JAMES ISLAND, S.C. (WCIV) -- While he may wear his green blazer, Eugene Platt says he is not defined by the Green Party.
"Politics is not the totality of my life," he said. "As much as anything, I'm a poet and hope I haven't written my last poem of my life."
The 74-year-old James Island man says he lives by his faith and family.
"I'm in church every Sunday. That's important to me," he said."My faith informs my understanding of the Gospels which is not perfect, but it informs my political positions."
He remains devoted to his late wife Mary. She passed away of breast cancer in 2003 and for the last 10 years, he makes his pilgrimage to buy stamps for the fight.
As for the campaign trail, he has not come out swinging.
"I don't have a highly polished campaign like any of the corporate candidates," Platt said.
What he does see, however, is a chance to shake things up a bit.
"The Republican Party seems to have very conservative credentials and sometimes it seems the Democratic Party is trying to out-conservative them," he said.
Platt says he's progressive and offers a fresh voice. He says voters have the choice to shake things up a bit by giving him their vote. He says that will signal to Washington that the people are ready for a change.
"To send even a few greens or third party candidate's independence would shake things up," he said.
Platt says Tuesday cannot come soon enough.
"It's been somewhat stressful.

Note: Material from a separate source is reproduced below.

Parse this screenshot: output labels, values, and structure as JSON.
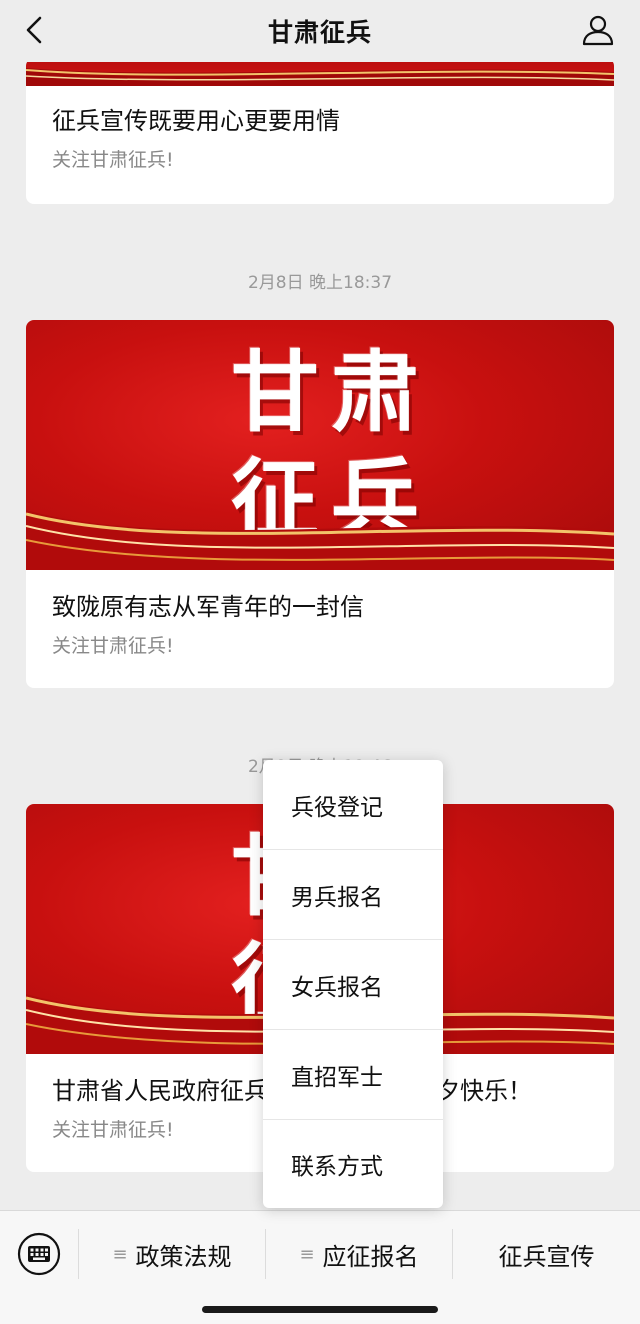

I enjoy it, but I will be somewhat relieved when it's over, and can go on with writing new poems."
While he may be the underdog, he is still optimistic.
"I think more and more people realize that nothing in Washington will change until we stop sending only Republicans and Democrats to Washington," Platt said.
He will be at the Charleston farmers market on Saturday greeting people.